About this task: Give the entries again in full. Nothing may be altered.

Entries from a dataset of interfaces
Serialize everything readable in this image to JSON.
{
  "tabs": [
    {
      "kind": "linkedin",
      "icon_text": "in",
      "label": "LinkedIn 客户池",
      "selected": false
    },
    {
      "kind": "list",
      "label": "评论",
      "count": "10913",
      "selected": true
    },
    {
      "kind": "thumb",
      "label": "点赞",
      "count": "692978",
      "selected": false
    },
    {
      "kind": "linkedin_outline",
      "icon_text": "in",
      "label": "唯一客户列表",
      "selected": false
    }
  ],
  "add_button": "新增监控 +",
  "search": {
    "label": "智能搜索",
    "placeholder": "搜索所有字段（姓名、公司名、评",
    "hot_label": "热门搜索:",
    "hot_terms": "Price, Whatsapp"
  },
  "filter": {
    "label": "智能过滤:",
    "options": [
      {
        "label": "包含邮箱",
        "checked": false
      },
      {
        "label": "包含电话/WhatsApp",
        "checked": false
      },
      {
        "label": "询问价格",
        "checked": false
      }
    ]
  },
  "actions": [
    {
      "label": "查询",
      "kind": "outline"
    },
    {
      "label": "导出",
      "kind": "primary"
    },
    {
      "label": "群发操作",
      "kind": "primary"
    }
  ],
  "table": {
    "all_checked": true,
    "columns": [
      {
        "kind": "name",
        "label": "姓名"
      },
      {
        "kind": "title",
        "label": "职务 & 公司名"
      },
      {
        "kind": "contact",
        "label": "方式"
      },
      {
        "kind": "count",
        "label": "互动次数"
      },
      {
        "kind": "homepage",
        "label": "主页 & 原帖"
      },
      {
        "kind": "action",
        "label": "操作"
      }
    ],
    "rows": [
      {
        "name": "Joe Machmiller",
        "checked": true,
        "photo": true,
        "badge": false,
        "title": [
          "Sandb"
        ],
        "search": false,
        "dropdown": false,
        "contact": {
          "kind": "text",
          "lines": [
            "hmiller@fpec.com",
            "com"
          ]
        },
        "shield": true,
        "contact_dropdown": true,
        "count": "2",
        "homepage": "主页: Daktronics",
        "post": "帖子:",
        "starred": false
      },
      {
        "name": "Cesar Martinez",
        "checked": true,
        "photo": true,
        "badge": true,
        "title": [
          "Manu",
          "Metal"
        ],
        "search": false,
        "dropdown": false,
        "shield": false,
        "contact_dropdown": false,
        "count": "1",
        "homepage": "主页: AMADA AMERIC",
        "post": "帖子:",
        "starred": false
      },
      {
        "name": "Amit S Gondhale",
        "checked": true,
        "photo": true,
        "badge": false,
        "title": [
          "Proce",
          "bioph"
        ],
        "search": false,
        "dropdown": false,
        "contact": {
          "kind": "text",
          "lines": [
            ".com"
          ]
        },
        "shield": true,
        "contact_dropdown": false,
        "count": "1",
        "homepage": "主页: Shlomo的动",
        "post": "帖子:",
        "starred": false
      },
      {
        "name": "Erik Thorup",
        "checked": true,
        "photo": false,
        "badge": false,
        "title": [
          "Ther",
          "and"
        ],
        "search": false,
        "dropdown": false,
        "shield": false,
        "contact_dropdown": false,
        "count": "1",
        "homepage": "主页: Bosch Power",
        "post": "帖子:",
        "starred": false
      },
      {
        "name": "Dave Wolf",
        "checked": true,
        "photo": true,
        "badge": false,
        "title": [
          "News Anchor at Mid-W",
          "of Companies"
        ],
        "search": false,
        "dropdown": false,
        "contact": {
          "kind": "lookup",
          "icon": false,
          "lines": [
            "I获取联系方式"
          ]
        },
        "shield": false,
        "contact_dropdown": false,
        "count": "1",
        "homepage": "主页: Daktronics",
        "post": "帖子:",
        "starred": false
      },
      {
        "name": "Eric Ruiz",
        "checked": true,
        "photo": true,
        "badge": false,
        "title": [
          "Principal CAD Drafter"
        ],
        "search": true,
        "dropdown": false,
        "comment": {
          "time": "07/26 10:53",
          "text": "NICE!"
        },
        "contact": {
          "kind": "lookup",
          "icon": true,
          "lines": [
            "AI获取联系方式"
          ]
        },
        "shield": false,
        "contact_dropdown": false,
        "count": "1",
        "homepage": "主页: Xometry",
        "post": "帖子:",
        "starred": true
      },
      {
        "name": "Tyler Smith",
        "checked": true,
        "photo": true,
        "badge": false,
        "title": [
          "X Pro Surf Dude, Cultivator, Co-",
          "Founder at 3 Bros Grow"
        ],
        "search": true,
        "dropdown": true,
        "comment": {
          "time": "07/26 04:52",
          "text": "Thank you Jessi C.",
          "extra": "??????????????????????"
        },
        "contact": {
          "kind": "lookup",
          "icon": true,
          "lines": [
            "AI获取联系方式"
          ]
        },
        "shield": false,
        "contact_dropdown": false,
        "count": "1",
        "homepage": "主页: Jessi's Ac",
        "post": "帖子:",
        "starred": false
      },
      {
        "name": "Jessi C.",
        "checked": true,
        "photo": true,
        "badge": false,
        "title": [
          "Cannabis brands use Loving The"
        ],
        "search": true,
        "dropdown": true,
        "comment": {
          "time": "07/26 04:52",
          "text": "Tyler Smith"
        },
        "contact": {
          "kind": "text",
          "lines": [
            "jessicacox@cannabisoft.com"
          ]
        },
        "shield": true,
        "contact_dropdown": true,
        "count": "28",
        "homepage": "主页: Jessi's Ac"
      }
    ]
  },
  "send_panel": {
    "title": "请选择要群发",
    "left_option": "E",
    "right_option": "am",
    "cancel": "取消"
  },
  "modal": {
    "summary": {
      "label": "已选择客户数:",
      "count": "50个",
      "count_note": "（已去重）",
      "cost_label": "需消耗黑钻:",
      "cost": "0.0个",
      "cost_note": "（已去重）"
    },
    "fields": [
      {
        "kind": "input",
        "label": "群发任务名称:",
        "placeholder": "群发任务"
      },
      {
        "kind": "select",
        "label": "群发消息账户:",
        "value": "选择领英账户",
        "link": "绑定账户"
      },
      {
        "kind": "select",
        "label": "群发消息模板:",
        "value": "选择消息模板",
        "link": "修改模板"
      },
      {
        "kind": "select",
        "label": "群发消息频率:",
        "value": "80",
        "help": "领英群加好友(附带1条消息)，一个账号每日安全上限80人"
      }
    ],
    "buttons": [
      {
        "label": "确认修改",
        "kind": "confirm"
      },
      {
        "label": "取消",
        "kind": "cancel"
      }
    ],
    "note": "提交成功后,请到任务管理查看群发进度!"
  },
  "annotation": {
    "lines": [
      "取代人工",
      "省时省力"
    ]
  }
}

Output of the task:
Serialize everything readable in this image to JSON.
{
  "tabs": [
    {
      "kind": "linkedin",
      "icon_text": "in",
      "label": "LinkedIn 客户池",
      "selected": false
    },
    {
      "kind": "list",
      "label": "评论",
      "count": "10913",
      "selected": true
    },
    {
      "kind": "thumb",
      "label": "点赞",
      "count": "692978",
      "selected": false
    },
    {
      "kind": "linkedin_outline",
      "icon_text": "in",
      "label": "唯一客户列表",
      "selected": false
    }
  ],
  "add_button": "新增监控 +",
  "search": {
    "label": "智能搜索",
    "placeholder": "搜索所有字段（姓名、公司名、评",
    "hot_label": "热门搜索:",
    "hot_terms": "Price, Whatsapp"
  },
  "filter": {
    "label": "智能过滤:",
    "options": [
      {
        "label": "包含邮箱",
        "checked": false
      },
      {
        "label": "包含电话/WhatsApp",
        "checked": false
      },
      {
        "label": "询问价格",
        "checked": false
      }
    ]
  },
  "actions": [
    {
      "label": "查询",
      "kind": "outline"
    },
    {
      "label": "导出",
      "kind": "primary"
    },
    {
      "label": "群发操作",
      "kind": "primary"
    }
  ],
  "table": {
    "all_checked": true,
    "columns": [
      {
        "kind": "name",
        "label": "姓名"
      },
      {
        "kind": "title",
        "label": "职务 & 公司名"
      },
      {
        "kind": "contact",
        "label": "方式"
      },
      {
        "kind": "count",
        "label": "互动次数"
      },
      {
        "kind": "homepage",
        "label": "主页 & 原帖"
      },
      {
        "kind": "action",
        "label": "操作"
      }
    ],
    "rows": [
      {
        "name": "Joe Machmiller",
        "checked": true,
        "photo": true,
        "badge": false,
        "title": [
          "Sandb"
        ],
        "search": false,
        "dropdown": false,
        "contact": {
          "kind": "text",
          "lines": [
            "hmiller@fpec.com",
            "com"
          ]
        },
        "shield": true,
        "contact_dropdown": true,
        "count": "2",
        "homepage": "主页: Daktronics",
        "post": "帖子:",
        "starred": false
      },
      {
        "name": "Cesar Martinez",
        "checked": true,
        "photo": true,
        "badge": true,
        "title": [
          "Manu",
          "Metal"
        ],
        "search": false,
        "dropdown": false,
        "shield": false,
        "contact_dropdown": false,
        "count": "1",
        "homepage": "主页: AMADA AMERIC",
        "post": "帖子:",
        "starred": false
      },
      {
        "name": "Amit S Gondhale",
        "checked": true,
        "photo": true,
        "badge": false,
        "title": [
          "Proce",
          "bioph"
        ],
        "search": false,
        "dropdown": false,
        "contact": {
          "kind": "text",
          "lines": [
            ".com"
          ]
        },
        "shield": true,
        "contact_dropdown": false,
        "count": "1",
        "homepage": "主页: Shlomo的动",
        "post": "帖子:",
        "starred": false
      },
      {
        "name": "Erik Thorup",
        "checked": true,
        "photo": false,
        "badge": false,
        "title": [
          "Ther",
          "and"
        ],
        "search": false,
        "dropdown": false,
        "shield": false,
        "contact_dropdown": false,
        "count": "1",
        "homepage": "主页: Bosch Power",
        "post": "帖子:",
        "starred": false
      },
      {
        "name": "Dave Wolf",
        "checked": true,
        "photo": true,
        "badge": false,
        "title": [
          "News Anchor at Mid-W",
          "of Companies"
        ],
        "search": false,
        "dropdown": false,
        "contact": {
          "kind": "lookup",
          "icon": false,
          "lines": [
            "I获取联系方式"
          ]
        },
        "shield": false,
        "contact_dropdown": false,
        "count": "1",
        "homepage": "主页: Daktronics",
        "post": "帖子:",
        "starred": false
      },
      {
        "name": "Eric Ruiz",
        "checked": true,
        "photo": true,
        "badge": false,
        "title": [
          "Principal CAD Drafter"
        ],
        "search": true,
        "dropdown": false,
        "comment": {
          "time": "07/26 10:53",
          "text": "NICE!"
        },
        "contact": {
          "kind": "lookup",
          "icon": true,
          "lines": [
            "AI获取联系方式"
          ]
        },
        "shield": false,
        "contact_dropdown": false,
        "count": "1",
        "homepage": "主页: Xometry",
        "post": "帖子:",
        "starred": true
      },
      {
        "name": "Tyler Smith",
        "checked": true,
        "photo": true,
        "badge": false,
        "title": [
          "X Pro Surf Dude, Cultivator, Co-",
          "Founder at 3 Bros Grow"
        ],
        "search": true,
        "dropdown": true,
        "comment": {
          "time": "07/26 04:52",
          "text": "Thank you Jessi C.",
          "extra": "??????????????????????"
        },
        "contact": {
          "kind": "lookup",
          "icon": true,
          "lines": [
            "AI获取联系方式"
          ]
        },
        "shield": false,
        "contact_dropdown": false,
        "count": "1",
        "homepage": "主页: Jessi's Ac",
        "post": "帖子:",
        "starred": false
      },
      {
        "name": "Jessi C.",
        "checked": true,
        "photo": true,
        "badge": false,
        "title": [
          "Cannabis brands use Loving The"
        ],
        "search": true,
        "dropdown": true,
        "comment": {
          "time": "07/26 04:52",
          "text": "Tyler Smith"
        },
        "contact": {
          "kind": "text",
          "lines": [
            "jessicacox@cannabisoft.com"
          ]
        },
        "shield": true,
        "contact_dropdown": true,
        "count": "28",
        "homepage": "主页: Jessi's Ac"
      }
    ]
  },
  "send_panel": {
    "title": "请选择要群发",
    "left_option": "E",
    "right_option": "am",
    "cancel": "取消"
  },
  "modal": {
    "summary": {
      "label": "已选择客户数:",
      "count": "50个",
      "count_note": "（已去重）",
      "cost_label": "需消耗黑钻:",
      "cost": "0.0个",
      "cost_note": "（已去重）"
    },
    "fields": [
      {
        "kind": "input",
        "label": "群发任务名称:",
        "placeholder": "群发任务"
      },
      {
        "kind": "select",
        "label": "群发消息账户:",
        "value": "选择领英账户",
        "link": "绑定账户"
      },
      {
        "kind": "select",
        "label": "群发消息模板:",
        "value": "选择消息模板",
        "link": "修改模板"
      },
      {
        "kind": "select",
        "label": "群发消息频率:",
        "value": "80",
        "help": "领英群加好友(附带1条消息)，一个账号每日安全上限80人"
      }
    ],
    "buttons": [
      {
        "label": "确认修改",
        "kind": "confirm"
      },
      {
        "label": "取消",
        "kind": "cancel"
      }
    ],
    "note": "提交成功后,请到任务管理查看群发进度!"
  },
  "annotation": {
    "lines": [
      "取代人工",
      "省时省力"
    ]
  }
}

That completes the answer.